▸ Work required: Every entry should be reproduced word for word.

* * *

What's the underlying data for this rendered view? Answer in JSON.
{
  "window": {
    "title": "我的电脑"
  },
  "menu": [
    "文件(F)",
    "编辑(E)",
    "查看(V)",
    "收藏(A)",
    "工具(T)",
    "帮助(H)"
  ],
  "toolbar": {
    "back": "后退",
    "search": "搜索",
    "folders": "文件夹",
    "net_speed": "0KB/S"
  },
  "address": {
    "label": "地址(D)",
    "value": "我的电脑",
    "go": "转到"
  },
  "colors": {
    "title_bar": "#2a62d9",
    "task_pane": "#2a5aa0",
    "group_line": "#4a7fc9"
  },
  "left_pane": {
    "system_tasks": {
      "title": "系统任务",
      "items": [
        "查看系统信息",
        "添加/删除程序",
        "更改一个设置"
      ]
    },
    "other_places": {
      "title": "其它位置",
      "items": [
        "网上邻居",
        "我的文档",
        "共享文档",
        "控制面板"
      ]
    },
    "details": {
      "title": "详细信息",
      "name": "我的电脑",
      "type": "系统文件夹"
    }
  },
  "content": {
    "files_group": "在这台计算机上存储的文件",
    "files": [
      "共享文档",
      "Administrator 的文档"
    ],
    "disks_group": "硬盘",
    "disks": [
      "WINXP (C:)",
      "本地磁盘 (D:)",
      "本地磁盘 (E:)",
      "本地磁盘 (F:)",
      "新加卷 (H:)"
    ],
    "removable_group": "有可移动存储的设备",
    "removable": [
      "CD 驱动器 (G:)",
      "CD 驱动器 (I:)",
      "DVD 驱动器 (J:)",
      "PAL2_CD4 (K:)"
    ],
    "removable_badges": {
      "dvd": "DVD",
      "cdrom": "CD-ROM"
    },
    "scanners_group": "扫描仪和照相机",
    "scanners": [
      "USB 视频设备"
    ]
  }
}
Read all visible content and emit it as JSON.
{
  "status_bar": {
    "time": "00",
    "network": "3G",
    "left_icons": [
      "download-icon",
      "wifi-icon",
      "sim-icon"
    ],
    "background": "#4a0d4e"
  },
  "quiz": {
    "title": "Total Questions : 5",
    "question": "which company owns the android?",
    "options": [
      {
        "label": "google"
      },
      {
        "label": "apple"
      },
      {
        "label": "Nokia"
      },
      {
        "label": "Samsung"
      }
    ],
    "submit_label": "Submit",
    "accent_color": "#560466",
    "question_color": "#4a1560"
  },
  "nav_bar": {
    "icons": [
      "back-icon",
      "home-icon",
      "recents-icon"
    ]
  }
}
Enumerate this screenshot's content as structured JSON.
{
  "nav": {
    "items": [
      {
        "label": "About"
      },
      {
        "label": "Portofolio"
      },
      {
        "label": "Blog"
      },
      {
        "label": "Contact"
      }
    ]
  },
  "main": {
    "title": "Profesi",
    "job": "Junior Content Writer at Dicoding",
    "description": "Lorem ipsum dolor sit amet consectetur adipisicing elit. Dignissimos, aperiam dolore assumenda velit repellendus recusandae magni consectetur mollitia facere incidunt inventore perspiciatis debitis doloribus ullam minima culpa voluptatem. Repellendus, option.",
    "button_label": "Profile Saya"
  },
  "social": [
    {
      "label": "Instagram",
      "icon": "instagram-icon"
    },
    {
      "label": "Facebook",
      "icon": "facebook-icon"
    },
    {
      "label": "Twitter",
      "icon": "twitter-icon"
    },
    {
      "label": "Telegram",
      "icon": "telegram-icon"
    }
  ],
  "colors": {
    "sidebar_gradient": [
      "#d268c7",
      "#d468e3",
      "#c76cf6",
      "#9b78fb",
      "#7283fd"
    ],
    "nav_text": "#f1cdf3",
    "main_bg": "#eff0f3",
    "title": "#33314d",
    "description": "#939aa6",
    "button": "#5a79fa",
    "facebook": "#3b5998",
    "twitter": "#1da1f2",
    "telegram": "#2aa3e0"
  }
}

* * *

▸ Answer space:
What's the underlying data for this rendered view? Answer in JSON.
{
  "window": {
    "title": "我的电脑"
  },
  "menu": [
    "文件(F)",
    "编辑(E)",
    "查看(V)",
    "收藏(A)",
    "工具(T)",
    "帮助(H)"
  ],
  "toolbar": {
    "back": "后退",
    "search": "搜索",
    "folders": "文件夹",
    "net_speed": "0KB/S"
  },
  "address": {
    "label": "地址(D)",
    "value": "我的电脑",
    "go": "转到"
  },
  "colors": {
    "title_bar": "#2a62d9",
    "task_pane": "#2a5aa0",
    "group_line": "#4a7fc9"
  },
  "left_pane": {
    "system_tasks": {
      "title": "系统任务",
      "items": [
        "查看系统信息",
        "添加/删除程序",
        "更改一个设置"
      ]
    },
    "other_places": {
      "title": "其它位置",
      "items": [
        "网上邻居",
        "我的文档",
        "共享文档",
        "控制面板"
      ]
    },
    "details": {
      "title": "详细信息",
      "name": "我的电脑",
      "type": "系统文件夹"
    }
  },
  "content": {
    "files_group": "在这台计算机上存储的文件",
    "files": [
      "共享文档",
      "Administrator 的文档"
    ],
    "disks_group": "硬盘",
    "disks": [
      "WINXP (C:)",
      "本地磁盘 (D:)",
      "本地磁盘 (E:)",
      "本地磁盘 (F:)",
      "新加卷 (H:)"
    ],
    "removable_group": "有可移动存储的设备",
    "removable": [
      "CD 驱动器 (G:)",
      "CD 驱动器 (I:)",
      "DVD 驱动器 (J:)",
      "PAL2_CD4 (K:)"
    ],
    "removable_badges": {
      "dvd": "DVD",
      "cdrom": "CD-ROM"
    },
    "scanners_group": "扫描仪和照相机",
    "scanners": [
      "USB 视频设备"
    ]
  }
}
Read all visible content and emit it as JSON.
{
  "status_bar": {
    "time": "00",
    "network": "3G",
    "left_icons": [
      "download-icon",
      "wifi-icon",
      "sim-icon"
    ],
    "background": "#4a0d4e"
  },
  "quiz": {
    "title": "Total Questions : 5",
    "question": "which company owns the android?",
    "options": [
      {
        "label": "google"
      },
      {
        "label": "apple"
      },
      {
        "label": "Nokia"
      },
      {
        "label": "Samsung"
      }
    ],
    "submit_label": "Submit",
    "accent_color": "#560466",
    "question_color": "#4a1560"
  },
  "nav_bar": {
    "icons": [
      "back-icon",
      "home-icon",
      "recents-icon"
    ]
  }
}
Enumerate this screenshot's content as structured JSON.
{
  "nav": {
    "items": [
      {
        "label": "About"
      },
      {
        "label": "Portofolio"
      },
      {
        "label": "Blog"
      },
      {
        "label": "Contact"
      }
    ]
  },
  "main": {
    "title": "Profesi",
    "job": "Junior Content Writer at Dicoding",
    "description": "Lorem ipsum dolor sit amet consectetur adipisicing elit. Dignissimos, aperiam dolore assumenda velit repellendus recusandae magni consectetur mollitia facere incidunt inventore perspiciatis debitis doloribus ullam minima culpa voluptatem. Repellendus, option.",
    "button_label": "Profile Saya"
  },
  "social": [
    {
      "label": "Instagram",
      "icon": "instagram-icon"
    },
    {
      "label": "Facebook",
      "icon": "facebook-icon"
    },
    {
      "label": "Twitter",
      "icon": "twitter-icon"
    },
    {
      "label": "Telegram",
      "icon": "telegram-icon"
    }
  ],
  "colors": {
    "sidebar_gradient": [
      "#d268c7",
      "#d468e3",
      "#c76cf6",
      "#9b78fb",
      "#7283fd"
    ],
    "nav_text": "#f1cdf3",
    "main_bg": "#eff0f3",
    "title": "#33314d",
    "description": "#939aa6",
    "button": "#5a79fa",
    "facebook": "#3b5998",
    "twitter": "#1da1f2",
    "telegram": "#2aa3e0"
  }
}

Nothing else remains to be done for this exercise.